Bad year for Arab financial markets
The market capitalization of 14 Arab financial markets fell by 14% since the beginning of this year until November 26. The loss amounted to US$128.7 billion. The figures were published by the Arab Monetary Fund. The report shows that the value of 13 Arab bourses fell, while the Qatari bourse kept its momentum.
The decline is attributed to the events of the "Arab Spring," which started late last year in Tunisia. These events led to a state of uncertainty and a slowdown in the economies of most the Middle East and North Africa countries.
The Stock Exchange of Damascus and Egypt posted the biggest decline in market capitalization in terms of percentage, followed by the Palestinian market and Kuwait. The Jordanian market is ranked 7th in terms of the decline with a drop of 14.1%. In money terms, the Egyptian Stock Exchange lost US$35.6 billion since the beginning of the year. The largest Arab bourse, the Saudi market, lost a total of US$34 billion since the beginning of 2011. All in all, the market capitalization of the Arab stock markets fell from US$991.5 billion at the end of 2010, to US$862.7 billion at the end of November 26. (Source: www.yallafinance.com)
- Why is the Israeli shekel so weak?
- What doesn't kill you, makes your stronger: why the Arab Bank is likely to emerge from the Israeli lawsuit 'unscathed with flying colors'
- Too foreign? An inside look into the struggles of foreign banks in Saudi Arabia
- A clash of civilizations: are foreigners newly entering the Saudi stock market about to face a culture shock?

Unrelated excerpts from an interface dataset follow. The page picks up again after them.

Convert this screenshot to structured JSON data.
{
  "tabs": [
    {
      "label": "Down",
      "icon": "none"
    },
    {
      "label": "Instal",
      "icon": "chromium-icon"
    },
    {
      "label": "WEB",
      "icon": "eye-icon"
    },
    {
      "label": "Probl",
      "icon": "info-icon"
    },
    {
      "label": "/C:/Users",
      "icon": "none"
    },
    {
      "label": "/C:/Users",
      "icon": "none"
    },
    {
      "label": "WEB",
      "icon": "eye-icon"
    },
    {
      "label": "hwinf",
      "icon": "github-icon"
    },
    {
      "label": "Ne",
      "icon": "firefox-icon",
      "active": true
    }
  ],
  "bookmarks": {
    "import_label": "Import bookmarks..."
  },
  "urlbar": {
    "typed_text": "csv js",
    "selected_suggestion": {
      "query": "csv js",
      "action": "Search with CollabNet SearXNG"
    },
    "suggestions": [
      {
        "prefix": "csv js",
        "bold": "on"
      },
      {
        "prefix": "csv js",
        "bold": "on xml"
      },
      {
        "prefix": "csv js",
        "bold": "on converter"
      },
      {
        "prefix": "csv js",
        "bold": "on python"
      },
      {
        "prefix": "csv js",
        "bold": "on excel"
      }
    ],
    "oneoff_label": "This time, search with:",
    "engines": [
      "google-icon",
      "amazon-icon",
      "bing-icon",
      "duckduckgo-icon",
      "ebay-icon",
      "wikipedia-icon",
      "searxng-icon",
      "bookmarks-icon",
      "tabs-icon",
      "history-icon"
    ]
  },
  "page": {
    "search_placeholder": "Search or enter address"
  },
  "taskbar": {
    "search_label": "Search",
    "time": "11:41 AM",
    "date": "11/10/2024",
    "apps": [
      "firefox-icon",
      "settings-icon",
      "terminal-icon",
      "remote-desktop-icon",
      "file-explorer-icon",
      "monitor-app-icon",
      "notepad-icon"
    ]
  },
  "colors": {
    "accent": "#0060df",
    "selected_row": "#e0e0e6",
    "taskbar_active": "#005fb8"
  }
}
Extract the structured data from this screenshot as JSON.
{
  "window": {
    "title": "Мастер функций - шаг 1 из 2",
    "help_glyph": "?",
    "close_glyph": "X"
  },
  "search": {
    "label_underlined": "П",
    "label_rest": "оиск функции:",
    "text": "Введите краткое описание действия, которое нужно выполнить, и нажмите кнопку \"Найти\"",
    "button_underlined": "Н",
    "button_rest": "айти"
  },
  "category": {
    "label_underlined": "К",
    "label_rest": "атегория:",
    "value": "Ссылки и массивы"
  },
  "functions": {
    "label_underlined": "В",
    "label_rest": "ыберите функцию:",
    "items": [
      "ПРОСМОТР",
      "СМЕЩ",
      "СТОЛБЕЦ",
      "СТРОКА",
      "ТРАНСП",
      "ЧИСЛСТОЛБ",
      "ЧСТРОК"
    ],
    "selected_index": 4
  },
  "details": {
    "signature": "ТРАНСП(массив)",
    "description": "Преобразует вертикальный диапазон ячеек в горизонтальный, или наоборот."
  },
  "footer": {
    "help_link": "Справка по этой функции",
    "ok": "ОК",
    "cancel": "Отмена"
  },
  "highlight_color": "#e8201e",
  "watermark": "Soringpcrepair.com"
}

- From tweets to public outrage: understanding Turkey's bitterness towards credit rating agencies